As the cannery production increased RB bought farms to integrate production. Eventually there were 5 farms (Western, Crest, Kenny, Green and Fincastle) which totaled almost 6,000 acres. On some of the farms sheep, and later cattle, were fed with the by-products of the vegetable production. As production at the Lethbridge plant increased, the shortage of workers became critical. Local workers decided to go on strike the first day of production. When RB notified C.D. Howe, the Federal Minister of Supplies, of his problem, Mr. Howe immediately arranged for a group of Japanese internees to be moved to Lethbridge to work in the cannery. In response, the Lethbridge City Council passed a by-law forbidding any enemy aliens to enter the city. RB rented a hall on the "north side" of Lethbridge and converted it into housing for the internees, and moved them in. This action brought the mayor, the Chief of Police and the local RCMP Inspector to the cannery to arrest RB for breaking the by-law. RB immediately picked up his "red phone" which had a direct line into C.D. Howe's office, and explained to Mr. Howe that he was about to be jailed. Mr. Howe asked to speak to the RCMP Inspector and told the inspector that he, the mayor and the Chief of Police were to immediately turn themselves in to the local prisoner of war camp for being traitors to their country. They immediately decided to co-operate with RB and the Japanese continued to work at the cannery. Many of these families remain in the city to this day.

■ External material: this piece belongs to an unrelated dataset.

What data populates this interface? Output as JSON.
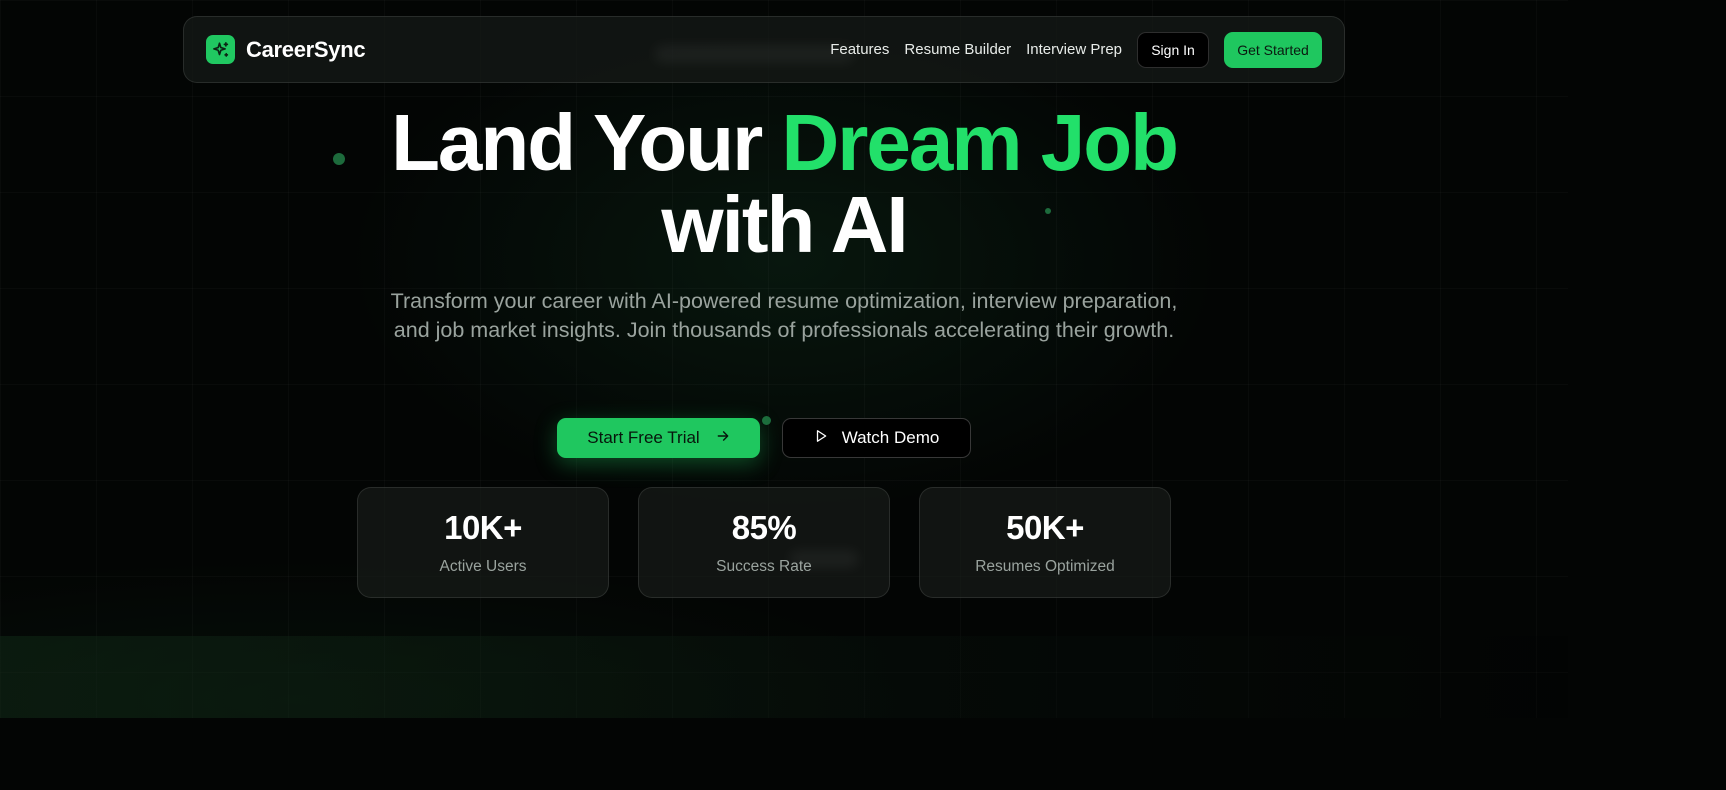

After the war ended in 1945 the dehydrating section of the plant became a sharp freezing plant for vegetables. These were sold to customers such as Birds Eye Foods and from 1946-1955 it was the largest sharp-freezer in Canada.
In 1956 RB died of a stroke and the business was turned over to his son Stanley.
Transcribed and footnoted by: Faye West
(1) RB's mother's name was Alice.
(2) Lines to 11th century have been disproved. Earliest known ancestors are 16th century in England.
(3) More likely only a few months. He was in Washington in June 1900; the fire that destroyed his business in Atlin was probably in August 1900.